Question: Besides all sharing a personal net worth in the billions of dollars, what do Apple co-founder Steve Jobs, British entrepreneur Richard Branson and Russian oligarch Roman Abramovich all have in common?
Answer: They all dropped out of school (Branson actually quit high school).
So, what’s the lesson here – dropping out of school leads to great success? Hardly. But the reverse is equally untrue. Yet society continues to stigmatize those who have not completed a four year degree; in fact, Jobs, Branson, Abramovich, and other notable CEOs like Bill Gates and Mark Zuckerberg would have a difficult time breaking through their own companies’ human resources departments (where recruiters, and even software, scan resumes in order to eliminate candidates based on predefined criteria like college education and number of years of experience).
Like most people, you probably want your job to matter. Over three quarters of employees say that they want to be engaged in their career. They want a paycheck, sure; but they also want to go into the office on Monday mornings believing that their work actually matters, that they are an integral part of the success of their organization.
Yet sadly, most people have no idea how to go about finding and pursuing a job like this. Many passively wait for someone to tap them on the shoulder and offer them that “dream job,” which they invariably say they’ll know “when they see it.” Even the more proactive among us are still probably just chasing job openings, for which the competition is typically fierce.

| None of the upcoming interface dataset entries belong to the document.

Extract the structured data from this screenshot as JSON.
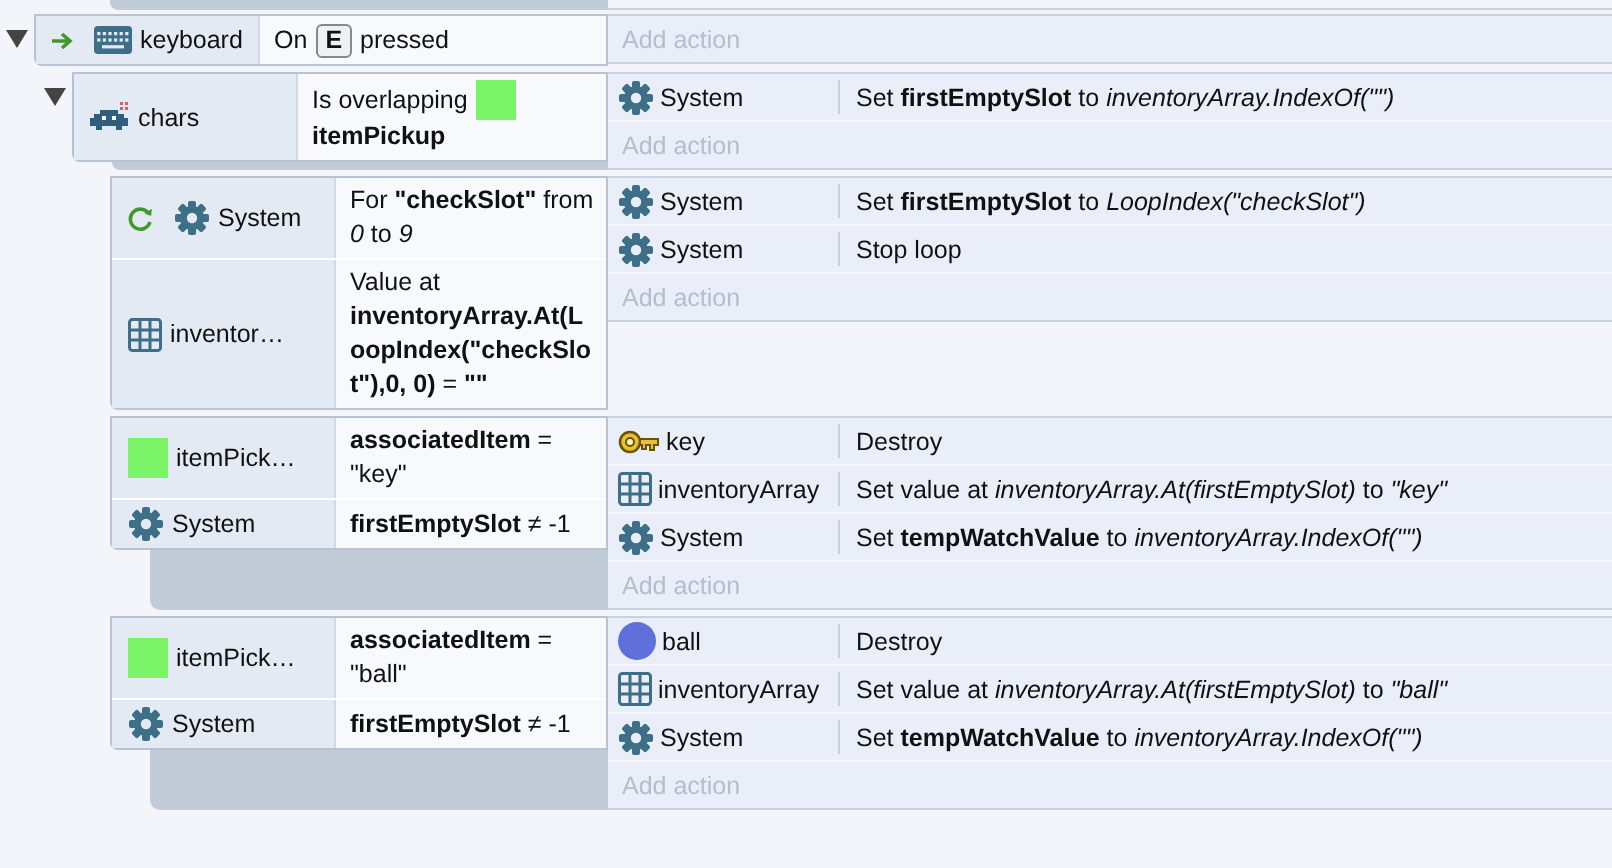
{
  "events": [
    {
      "expanded": true,
      "conditions": [
        {
          "trigger": true,
          "loop": false,
          "kind": "keyboard",
          "object": "keyboard",
          "parts": [
            {
              "kind": "text",
              "text": "On"
            },
            {
              "kind": "key",
              "text": "E"
            },
            {
              "kind": "text",
              "text": "pressed"
            }
          ]
        }
      ],
      "add_action": "Add action",
      "children": [
        {
          "expanded": true,
          "conditions": [
            {
              "trigger": false,
              "loop": false,
              "kind": "invader",
              "object": "chars",
              "parts": [
                {
                  "kind": "text",
                  "text": "Is overlapping"
                },
                {
                  "kind": "swatch"
                },
                {
                  "kind": "text",
                  "text": "**itemPickup**"
                }
              ]
            }
          ],
          "actions": [
            {
              "kind": "gear",
              "object": "System",
              "text": "Set **firstEmptySlot** to *inventoryArray.IndexOf(\"\")*"
            }
          ],
          "add_action": "Add action",
          "children": [
            {
              "conditions": [
                {
                  "trigger": false,
                  "loop": true,
                  "kind": "gear",
                  "object": "System",
                  "parts": [
                    {
                      "kind": "text",
                      "text": "For **\"checkSlot\"** from *0* to *9*"
                    }
                  ]
                },
                {
                  "trigger": false,
                  "loop": false,
                  "kind": "grid",
                  "object": "inventor…",
                  "parts": [
                    {
                      "kind": "text",
                      "text": "Value at **inventoryArray.At(LoopIndex(\"checkSlot\"),0, 0)** = **\"\"**"
                    }
                  ]
                }
              ],
              "actions": [
                {
                  "kind": "gear",
                  "object": "System",
                  "text": "Set **firstEmptySlot** to *LoopIndex(\"checkSlot\")*"
                },
                {
                  "kind": "gear",
                  "object": "System",
                  "text": "Stop loop"
                }
              ],
              "add_action": "Add action"
            },
            {
              "conditions": [
                {
                  "trigger": false,
                  "loop": false,
                  "kind": "swatch",
                  "object": "itemPick…",
                  "parts": [
                    {
                      "kind": "text",
                      "text": "**associatedItem** = \"key\""
                    }
                  ]
                },
                {
                  "trigger": false,
                  "loop": false,
                  "kind": "gear",
                  "object": "System",
                  "parts": [
                    {
                      "kind": "text",
                      "text": "**firstEmptySlot** ≠ -1"
                    }
                  ]
                }
              ],
              "actions": [
                {
                  "kind": "key",
                  "object": "key",
                  "text": "Destroy"
                },
                {
                  "kind": "grid",
                  "object": "inventoryArray",
                  "text": "Set value at *inventoryArray.At(firstEmptySlot)* to *\"key\"*"
                },
                {
                  "kind": "gear",
                  "object": "System",
                  "text": "Set **tempWatchValue** to *inventoryArray.IndexOf(\"\")*"
                }
              ],
              "add_action": "Add action"
            },
            {
              "conditions": [
                {
                  "trigger": false,
                  "loop": false,
                  "kind": "swatch",
                  "object": "itemPick…",
                  "parts": [
                    {
                      "kind": "text",
                      "text": "**associatedItem** = \"ball\""
                    }
                  ]
                },
                {
                  "trigger": false,
                  "loop": false,
                  "kind": "gear",
                  "object": "System",
                  "parts": [
                    {
                      "kind": "text",
                      "text": "**firstEmptySlot** ≠ -1"
                    }
                  ]
                }
              ],
              "actions": [
                {
                  "kind": "ball",
                  "object": "ball",
                  "text": "Destroy"
                },
                {
                  "kind": "grid",
                  "object": "inventoryArray",
                  "text": "Set value at *inventoryArray.At(firstEmptySlot)* to *\"ball\"*"
                },
                {
                  "kind": "gear",
                  "object": "System",
                  "text": "Set **tempWatchValue** to *inventoryArray.IndexOf(\"\")*"
                }
              ],
              "add_action": "Add action"
            }
          ]
        }
      ]
    }
  ]
}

Imagine you come across a magic lamp. A genie emerges and says you can pick any job you want – from over 20 million companies and 140 million jobs – as long as it’s something you can do with very little training (in other words, becoming a golf pro or a brain surgeon might not be realistic).

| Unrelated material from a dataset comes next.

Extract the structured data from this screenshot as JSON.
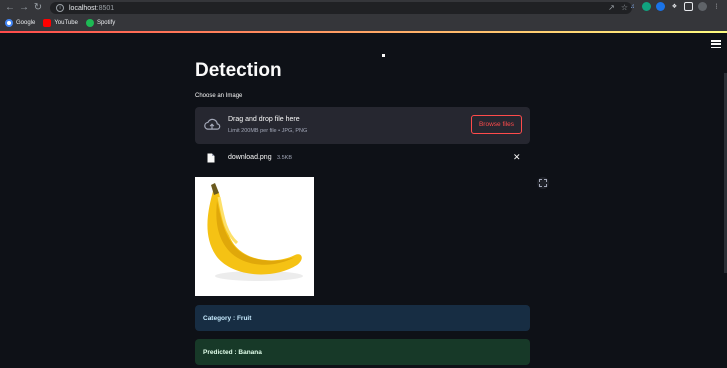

Now – how would you go about choosing the right job, one that would not only satisfy you in the short term but would also give you the ability to reach your personal and professional definition of success in the future?
Don’t Believe Hiring an Agent can Take You Where You Want to be in Your Career?
A sampling of recent responses to RNR clients’ direct outreach to companies they selected as organizations that they want to work for. Neither RNR nor their clients had any previous connection to these companies and they did not use references or networking to establish one: